The promise of Legal Aid is almost non-existent for civil cases. And yet litigation finance continues to be frowned upon as a "gimmick" that encourages "frivolous" suits and "degrades" the legal profession. Those criticisms come from Robert Weber, general counsel for IBM. But Weber is hardly alone. The US Chamber of Commerce has declared litigation finance "a threat to the integrity of the US judicial system."
The deep enmity that large corporations have towards litigation finance stems from the historical prohibition of "champerty" and "maintenance" -- legal terms used to describe the participation of a disinterested party in a lawsuit. Statutory prohibitions on maintenance date to 13th century England, when feudal lords turned to the courts to fight against each other.
Thankfully, third party funding is no longer illegal - prohibitions on champerty and maintenance have fallen away in most US states. As funding emerges as a reasonable alternative for under-capitalized litigants, the results can be striking.
Consider the case of a roofing contractor in Indiana whose reputation was destroyed by State Farm over false claims of insurance fraud. Using funding from our firm, he went on to win a $17 million judgment against the insurance giant in 2013. Likewise, investors put up the necessary money to challenge Iran for its role in the 1983 bombing of the Marine barracks in Beirut, resulting in a 2014 judgment for $1.8 billion. More recently, when a trove of valuable art stolen by the Nazis was recently discovered in an apartment in Munich, third-party funding helped the heir of one murdered Holocaust victim recover a painting that rightfully belonged to his family.
Other countries established under English common law have begun to promote litigation finance, including Australia, Canada, New Zealand, South Africa and even the United Kingdom. In the UK, the high cost associated with civil litigation prompted the Ministry of Justice to initiate a 2009 study that endorsed third party funding. In many cases, the report found, it is "the only means of funding litigation." Far from encouraging nuisance suits, litigation finance was hailed as a means to actually "filter out unmeritorious cases, because funders will not take on the risk" if they do not believe there will be a reward.

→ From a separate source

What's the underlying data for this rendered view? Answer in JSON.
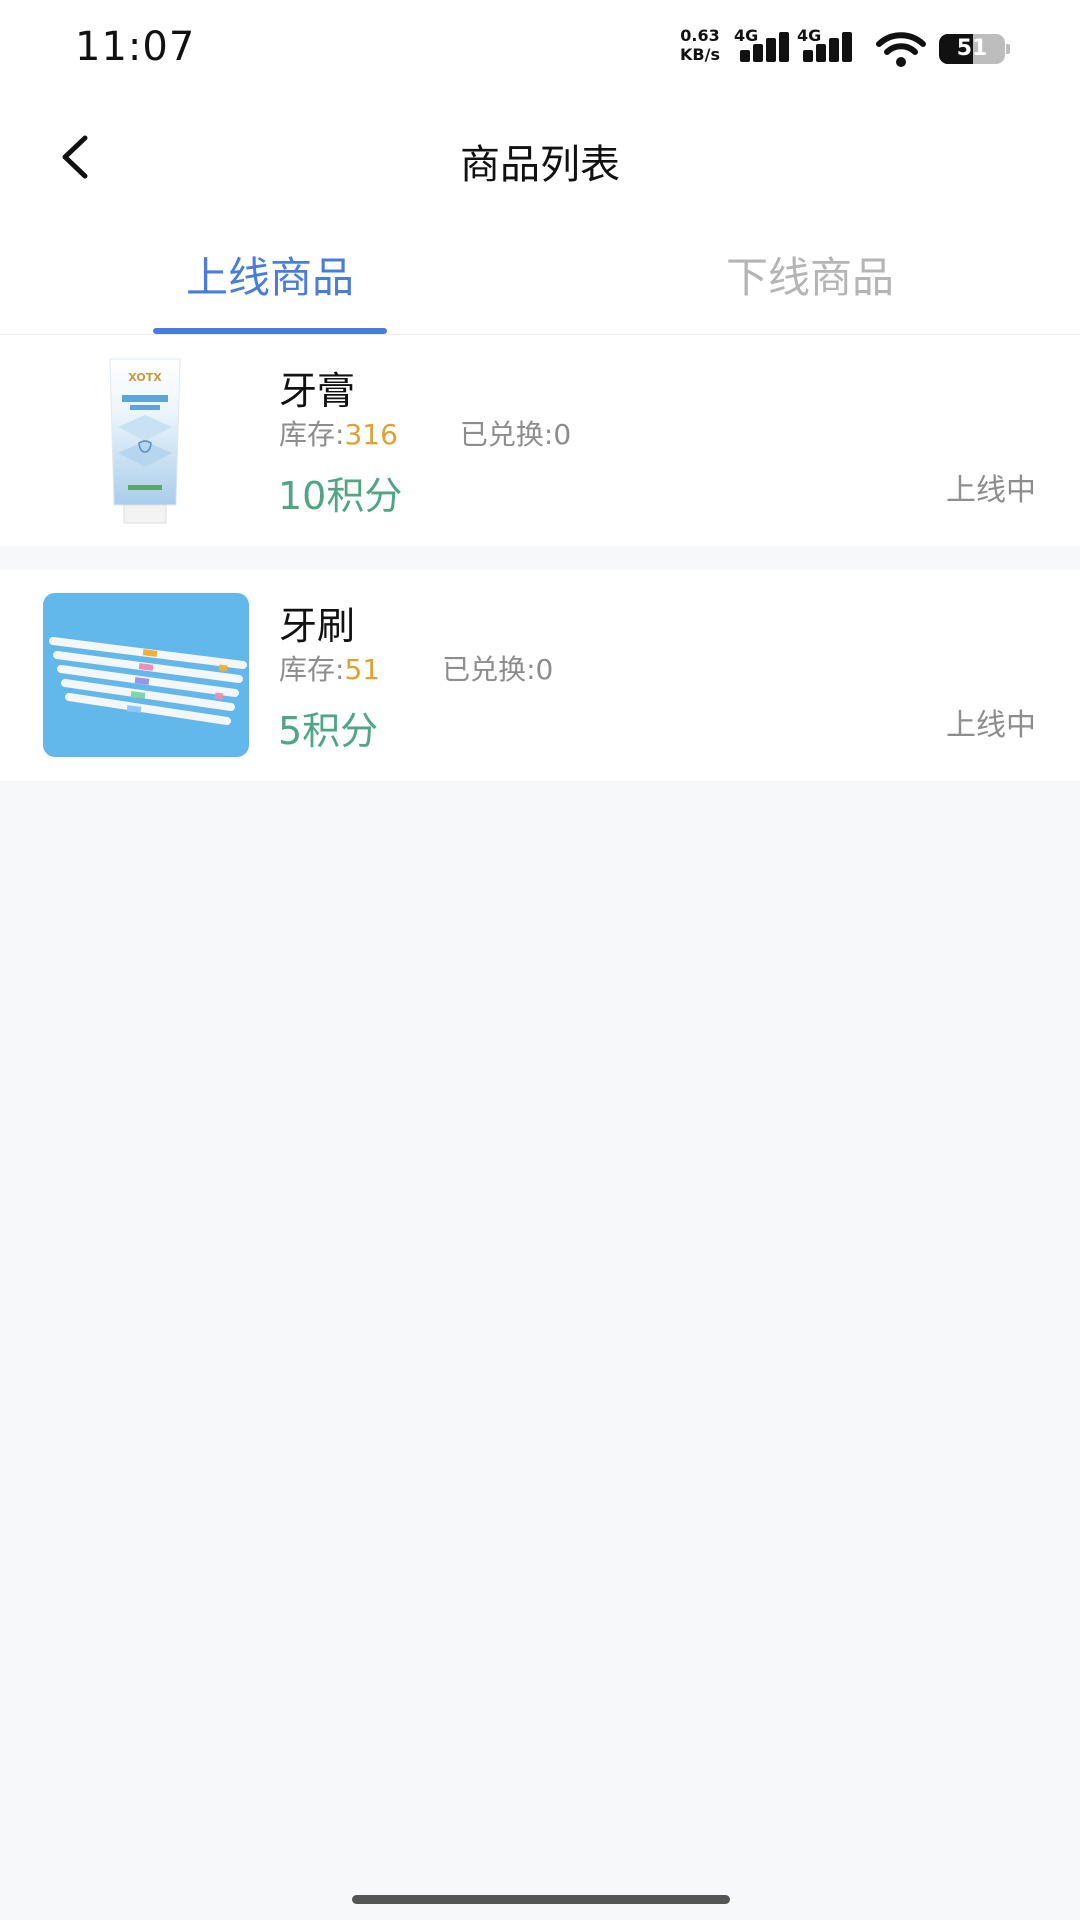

The president of the Supreme Court of the United Kingdom - the counterpart to our Chief Justice - went even further. In a 2013 speech, Lord Justice Neuberger recounted the history of maintenance and champerty before concluding that litigation funding needed to be actively encouraged, for "if all members of society cannot gain genuine access to the courts then the possibility exists for society to become exploitative, as some elements take advantage of the fact that they can ignore the law with relative impunity." Closer to home, NY State Supreme Court Justice Eileen Bransten noted in a recent judicial opinion that litigation funding "allows lawsuits to be decided on their merits, and not based on which party has deeper pockets." A very American idea.
The latest World Justice Project "rule of law" study reminds us just how far America lags behind the rest of the globe when it comes to ensuring civil justice. We would benefit from encouraging a practice that helps even the playing field for millions of hard working people.